Signals and Stillness was created in response to the bombardment of commercial media that we frequently experience from television displays in public settings. The piece reverses the relationship between the viewer and broadcast content that is intent on influencing and demanding the viewer’s attention. The large monitor in the piece “recognizes” and responds to the prolonged stationary presence of an observer – the rapidly switching excerpts of advertisements, news, sports and talk shows begin to morph into their abstracted visual and sonic essence. Multiple viewers observing in stillness influence the effect further, revealing deeper layers and patterns of abstraction. The piece explores choices of what we give our attention to – a stream of information overload, or our “present presence”.
The centerpiece of the installation is a large television monitor (between 55”-65”), elevated 5-6 feet from the floor, or a large projected display. In its default state, the display features rapidly changing clips from current advertisements, news stories, daytime talkshows and sports highlights, each played at normal speed (with normal audio) for a few seconds before switching to the next clip.
Three circles, each around 24 inches in diameter, are illuminated on the floor in front of the display by LED spotlights suspended from the ceiling. When a viewer remains still in one of the circles, their presence is detected by the system, and the display’s visuals begin to change in reaction – the playback speed slows, and the original video images are gradually transformed into abstract scenes of ethereal light and color shapes and patterns. The audio morphs into synth-like musical chords through the use of FFT filtering, delays and reverb effects. The longer a viewer remains within a circle, the more pronounced these effects become. When 2 or 3 people are standing still in the circles, additional visual and audio effects begin to appear, encouraging an experimentation with group stillness.
The installation is operated by custom programs run using Max software on a dedicated laptop/computer. The audio portion can be presented either using near field active monitors placed directly on each side of the observation circles area, or through headphones provided to the viewers within each of the circles.
For the audio transformation aspect of Signals and Stillness, I wanted to achieve an effect similar to one that I’ve worked with in Adobe Audition, where an FFT filter can be used to isolate particular frequencies, resulting in an ethereal musical-chord-like output created from any audio source (e.g., the “C Major Triad” preset of Audition’s FFT filter). I found a great starting point for this effect in the “Forbidden Planet” sketch of the main Max examples collection.

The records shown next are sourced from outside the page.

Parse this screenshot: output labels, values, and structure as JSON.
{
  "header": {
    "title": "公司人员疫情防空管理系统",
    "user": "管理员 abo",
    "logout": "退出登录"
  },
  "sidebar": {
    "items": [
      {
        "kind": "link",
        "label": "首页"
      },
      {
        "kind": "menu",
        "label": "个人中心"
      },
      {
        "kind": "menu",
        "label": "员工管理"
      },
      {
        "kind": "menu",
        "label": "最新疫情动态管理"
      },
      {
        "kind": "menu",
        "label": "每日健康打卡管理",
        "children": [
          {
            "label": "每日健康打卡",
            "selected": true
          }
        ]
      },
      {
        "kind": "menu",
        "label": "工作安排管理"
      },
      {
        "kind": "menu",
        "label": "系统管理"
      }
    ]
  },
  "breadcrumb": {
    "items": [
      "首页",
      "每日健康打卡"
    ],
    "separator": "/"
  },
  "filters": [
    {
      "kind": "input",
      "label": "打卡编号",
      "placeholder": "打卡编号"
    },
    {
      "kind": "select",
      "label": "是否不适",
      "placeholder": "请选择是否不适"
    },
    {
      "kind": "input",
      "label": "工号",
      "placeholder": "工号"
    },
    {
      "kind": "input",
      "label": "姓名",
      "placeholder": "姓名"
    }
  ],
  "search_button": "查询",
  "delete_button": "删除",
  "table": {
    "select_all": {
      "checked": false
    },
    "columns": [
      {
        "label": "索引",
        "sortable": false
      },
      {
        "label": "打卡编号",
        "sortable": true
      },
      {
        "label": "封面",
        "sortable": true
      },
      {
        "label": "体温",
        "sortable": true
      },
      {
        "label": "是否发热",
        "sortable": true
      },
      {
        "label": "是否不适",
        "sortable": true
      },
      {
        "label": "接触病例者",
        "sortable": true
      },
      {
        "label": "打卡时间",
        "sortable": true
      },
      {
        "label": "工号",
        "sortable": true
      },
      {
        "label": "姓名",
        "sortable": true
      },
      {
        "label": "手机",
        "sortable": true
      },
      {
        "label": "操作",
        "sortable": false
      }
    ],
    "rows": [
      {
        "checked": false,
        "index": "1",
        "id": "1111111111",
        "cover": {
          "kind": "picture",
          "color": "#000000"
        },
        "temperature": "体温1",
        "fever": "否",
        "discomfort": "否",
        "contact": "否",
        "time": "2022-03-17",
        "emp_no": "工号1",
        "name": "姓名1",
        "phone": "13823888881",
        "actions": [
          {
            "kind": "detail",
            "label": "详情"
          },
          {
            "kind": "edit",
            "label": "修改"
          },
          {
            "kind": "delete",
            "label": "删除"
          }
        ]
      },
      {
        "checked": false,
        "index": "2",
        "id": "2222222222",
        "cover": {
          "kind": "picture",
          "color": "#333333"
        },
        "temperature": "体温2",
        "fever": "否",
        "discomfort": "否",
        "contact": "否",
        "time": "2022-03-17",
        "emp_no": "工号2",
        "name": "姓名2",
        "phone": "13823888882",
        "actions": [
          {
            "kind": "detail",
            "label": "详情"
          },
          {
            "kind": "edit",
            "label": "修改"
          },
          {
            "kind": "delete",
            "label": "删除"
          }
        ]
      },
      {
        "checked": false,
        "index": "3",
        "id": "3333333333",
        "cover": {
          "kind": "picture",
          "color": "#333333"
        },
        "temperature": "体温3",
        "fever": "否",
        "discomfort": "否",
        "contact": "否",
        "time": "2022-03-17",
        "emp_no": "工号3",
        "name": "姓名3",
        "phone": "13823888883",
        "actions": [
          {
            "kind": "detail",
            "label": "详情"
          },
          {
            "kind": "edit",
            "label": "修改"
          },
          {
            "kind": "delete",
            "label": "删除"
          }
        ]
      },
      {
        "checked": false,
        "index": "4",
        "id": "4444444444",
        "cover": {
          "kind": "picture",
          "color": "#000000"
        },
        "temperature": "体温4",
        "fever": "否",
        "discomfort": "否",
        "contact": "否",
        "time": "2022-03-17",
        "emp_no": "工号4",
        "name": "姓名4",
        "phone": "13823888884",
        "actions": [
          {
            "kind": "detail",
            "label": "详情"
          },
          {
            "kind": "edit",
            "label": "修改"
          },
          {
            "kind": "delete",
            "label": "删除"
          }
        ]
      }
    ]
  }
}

Specific values can be set in the multislider object to isolate frequencies using a “select” message – for example, sending the message “select 100 0.9” filters the output to frequencies between 4280-4320, close to a very high C# note. To have greater control over specific frequency choices, I’ve increased the value of the pfft sample size from 1024 to 8192.
Here’s an example of the resulting sound using the video clips as an audio source and creating random triads based on notes in a C major scale:
In the final piece, this filtered audio is routed into delay and reverb effects that change in their intensity based on the number of stationary observers and the length of viewers’ stillness.
For my current EDP course, I’m focusing on an idea that I’ve been planning to work on for awhile (current working title: Signals and Stillness). Inspired by being in public spaces where I’m subjected to (usually multiple) television displays that I have no control over, the large display featured in the work will assail the viewer with various clips of commercial media – news reports, advertisements, sports coverage, daytime talk shows, etc. Unlike a normal TV, this one senses when someone is standing/sitting in front of it, and begins to respond to (and reward) the viewer’s lack of motion. The longer a viewer remains in stillness, the more the display changes, altering audio of the clips into a serene music-like soundtrack, and morphing the video scenes into abstract washes of colors and shapes. The goal is to encourage a meditative state of presence in the viewer – the “noise” of the rapidly changing content that normally demands their attention is transformed into an object of contemplation, reflection and curiosity.
A preliminary layout sketch of the work:
The basic programming workflow for the piece is illustrated in the diagram below: